The combat lacks depth – While the game is a lot of fun to play, compared to most fighting-games it lacks a certain level of depth. Combat revolves around waiting for an enemy to attack, dodging their attack and then pummelling them to bits. Each character is limited to a small amount of combos and special attacks, and, coupled with the relatively simplistic AI of the enemies, fighting comes down to figuring out how the computer will attack, and exploiting that for an easy win.

While it’s an option to not exploit the combat prowess of the computer-controlled enemies, that’s easier said than done – combined with the 15-odd attacks an enemy has, it limits the pool of combos and attacks they can strike you with. No real tutorial: When the game booted up, I struggled to find any sort of tutorial on how to play the game. It took two or three battles to figure out the buttons and another few on how to combo effectively. While it’s a relatively small blight on an otherwise great game, it was enough to leave a sour taste in my mouth. No-one wants to be thrown into a combat arena with no instruction on how to fight.

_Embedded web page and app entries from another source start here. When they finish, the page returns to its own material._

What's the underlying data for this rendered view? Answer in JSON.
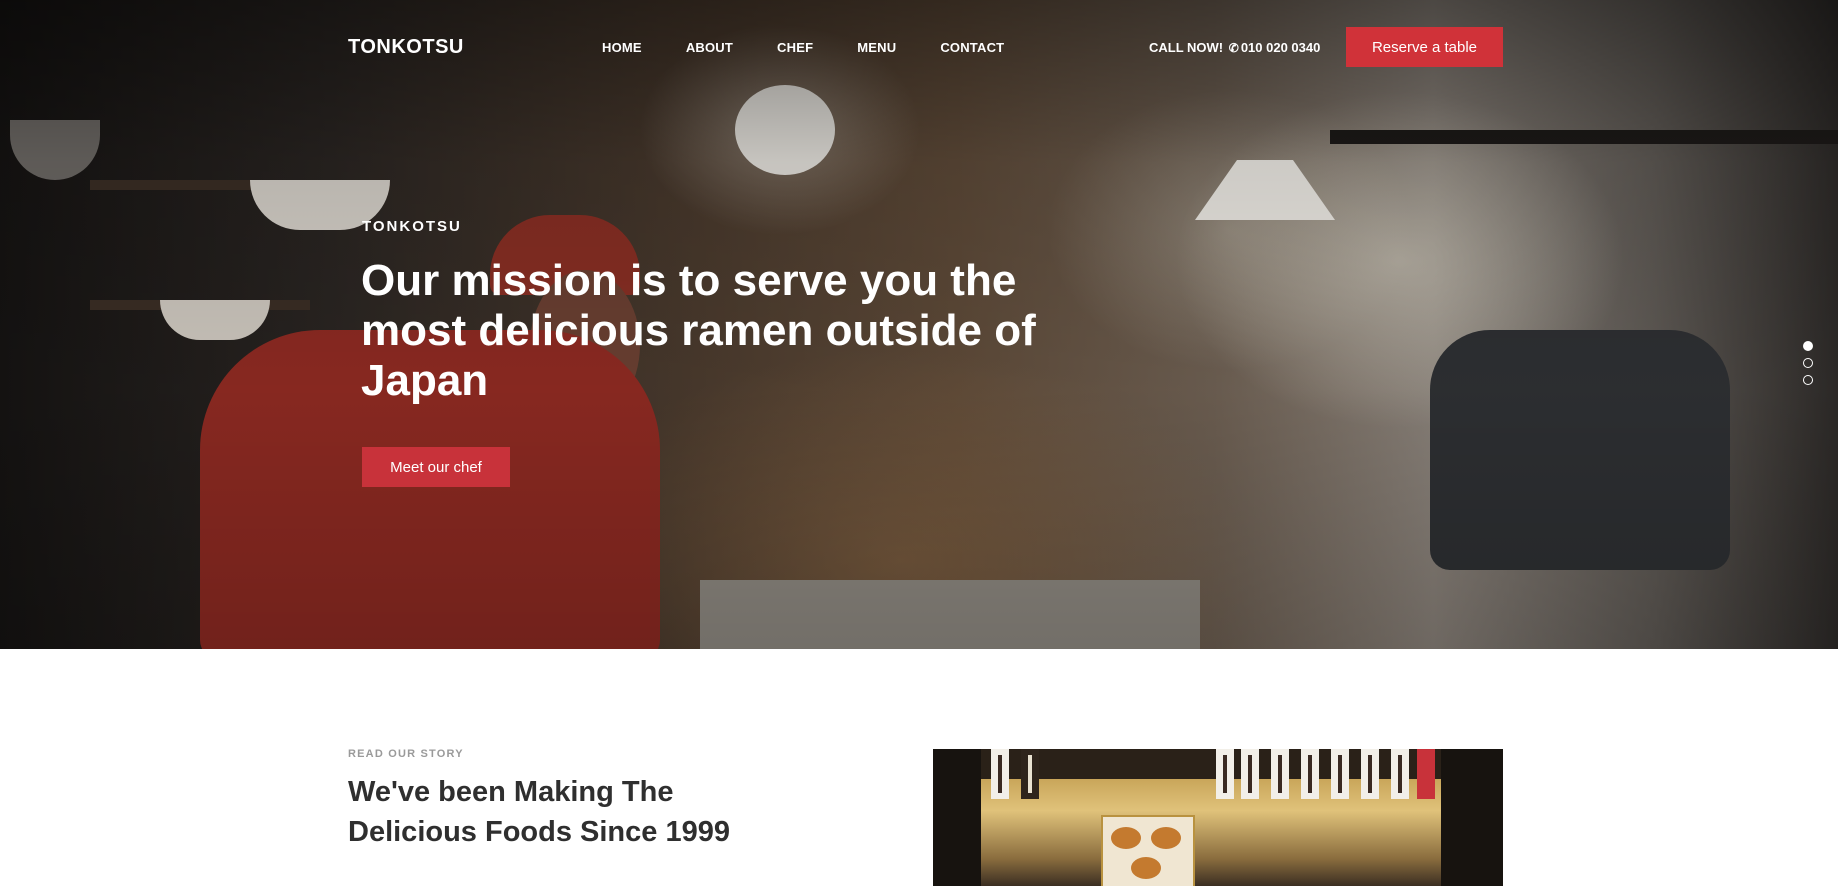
{
  "nav": {
    "brand": "TONKOTSU",
    "items": [
      "HOME",
      "ABOUT",
      "CHEF",
      "MENU",
      "CONTACT"
    ],
    "call_label": "CALL NOW!",
    "phone": "010 020 0340",
    "reserve_label": "Reserve a table"
  },
  "hero": {
    "eyebrow": "TONKOTSU",
    "title": "Our mission is to serve you the most delicious ramen outside of Japan",
    "cta_label": "Meet our chef",
    "slides": 3,
    "active_slide": 1
  },
  "story": {
    "eyebrow": "READ OUR STORY",
    "title": "We've been Making The Delicious Foods Since 1999"
  },
  "colors": {
    "accent": "#d03239",
    "heading": "#2f2f2f",
    "muted": "#9a9a9a"
  },
  "icons": {
    "phone": "phone-icon"
  }
}
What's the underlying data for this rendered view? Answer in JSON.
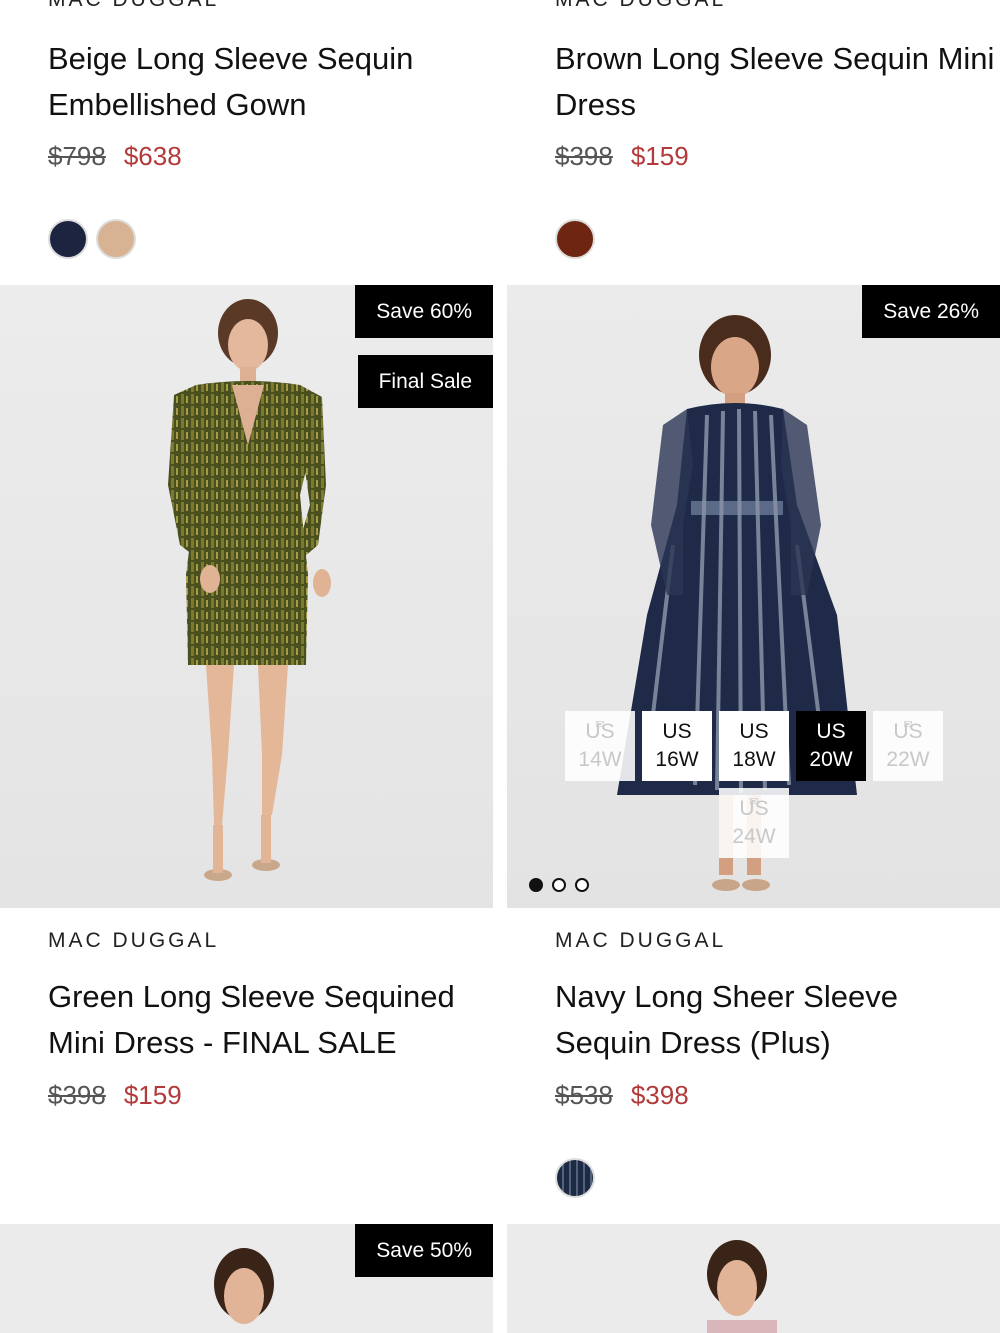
{
  "row1": {
    "left": {
      "brand": "MAC DUGGAL",
      "title": "Beige Long Sleeve Sequin Embellished Gown",
      "price_original": "$798",
      "price_sale": "$638",
      "swatches": [
        "#1c2440",
        "#d7b393"
      ]
    },
    "right": {
      "brand": "MAC DUGGAL",
      "title": "Brown Long Sleeve Sequin Mini Dress",
      "price_original": "$398",
      "price_sale": "$159",
      "swatches": [
        "#6e2612"
      ]
    }
  },
  "row2": {
    "left": {
      "badges": [
        "Save 60%",
        "Final Sale"
      ],
      "brand": "MAC DUGGAL",
      "title": "Green Long Sleeve Sequined Mini Dress - FINAL SALE",
      "price_original": "$398",
      "price_sale": "$159"
    },
    "right": {
      "badges": [
        "Save 26%"
      ],
      "sizes": [
        {
          "label": "US 14W",
          "state": "unavailable"
        },
        {
          "label": "US 16W",
          "state": "available"
        },
        {
          "label": "US 18W",
          "state": "available"
        },
        {
          "label": "US 20W",
          "state": "selected"
        },
        {
          "label": "US 22W",
          "state": "unavailable"
        },
        {
          "label": "US 24W",
          "state": "unavailable"
        }
      ],
      "carousel_active_index": 0,
      "carousel_count": 3,
      "brand": "MAC DUGGAL",
      "title": "Navy Long Sheer Sleeve Sequin Dress (Plus)",
      "price_original": "$538",
      "price_sale": "$398",
      "swatches": [
        "#1d2a44"
      ]
    }
  },
  "row3": {
    "left": {
      "badges": [
        "Save 50%"
      ]
    }
  },
  "colors": {
    "sale_price": "#b23a3a",
    "badge_bg": "#000000",
    "card_bg": "#e9e9e9"
  }
}
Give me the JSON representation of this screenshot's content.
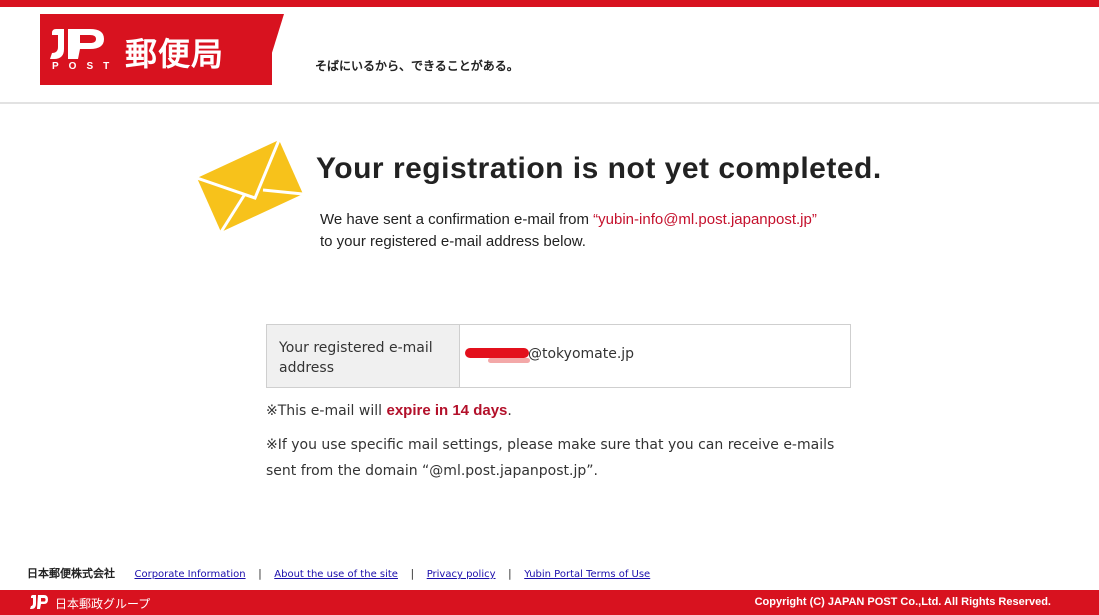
{
  "header": {
    "logo_post": "POST",
    "logo_kanji": "郵便局",
    "tagline": "そばにいるから、できることがある。",
    "brand_color": "#d8121f"
  },
  "main": {
    "title": "Your registration is not yet completed.",
    "message_before": "We have sent a confirmation e-mail from ",
    "sender_address": "“yubin-info@ml.post.japanpost.jp”",
    "message_after": " to your registered e-mail address below.",
    "accent_color": "#c5112d",
    "envelope_icon": "envelope-icon"
  },
  "registration": {
    "label": "Your registered e-mail address",
    "email_domain": "@tokyomate.jp"
  },
  "notes": {
    "expiry_prefix": "※This e-mail will ",
    "expiry_strong": "expire in 14 days",
    "expiry_suffix": ".",
    "settings_note": "※If you use specific mail settings, please make sure that you can receive e-mails sent from the domain “@ml.post.japanpost.jp”."
  },
  "footer": {
    "company": "日本郵便株式会社",
    "links": [
      "Corporate Information",
      "About the use of the site",
      "Privacy policy",
      "Yubin Portal Terms of Use"
    ],
    "separator": "|",
    "group_name": "日本郵政グループ",
    "copyright": "Copyright (C) JAPAN POST Co.,Ltd.  All Rights Reserved."
  }
}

Not optimized – This is, hands-down, the worst part of the game. During a lot of battles, my FPS in-game dropped severely enough to notice and the game became quite clunky to play. Generally, it was just for a few seconds at a time, but it happened so often enough that it was impossible not to notice. There’s a particular battle on the Sasuke Uchiha storyline that runs at a really low rate, making what already is a hard battle even harder than it should be. Granted, this slow-down only occurred in fights where there were a lot of particle effects on screen, so smaller-scale battles were fine, but considering how “big” fights in Naruto were, it was a pretty big problem.

Naruto Shippuden: Ultimate Ninja Storm Generations is a rather enjoyable game and a must-have for any fan of the series. The huge array of characters mixed with enjoyable combat and quality graphics and sound mix for a pleasurable experience that anyone could pick up and enjoy. If you want a deep, in-depth fighter with hundreds of combinations and tactics, you should probably look elsewhere, but if you’re looking for a good time every time you pick up it up, this game is for you.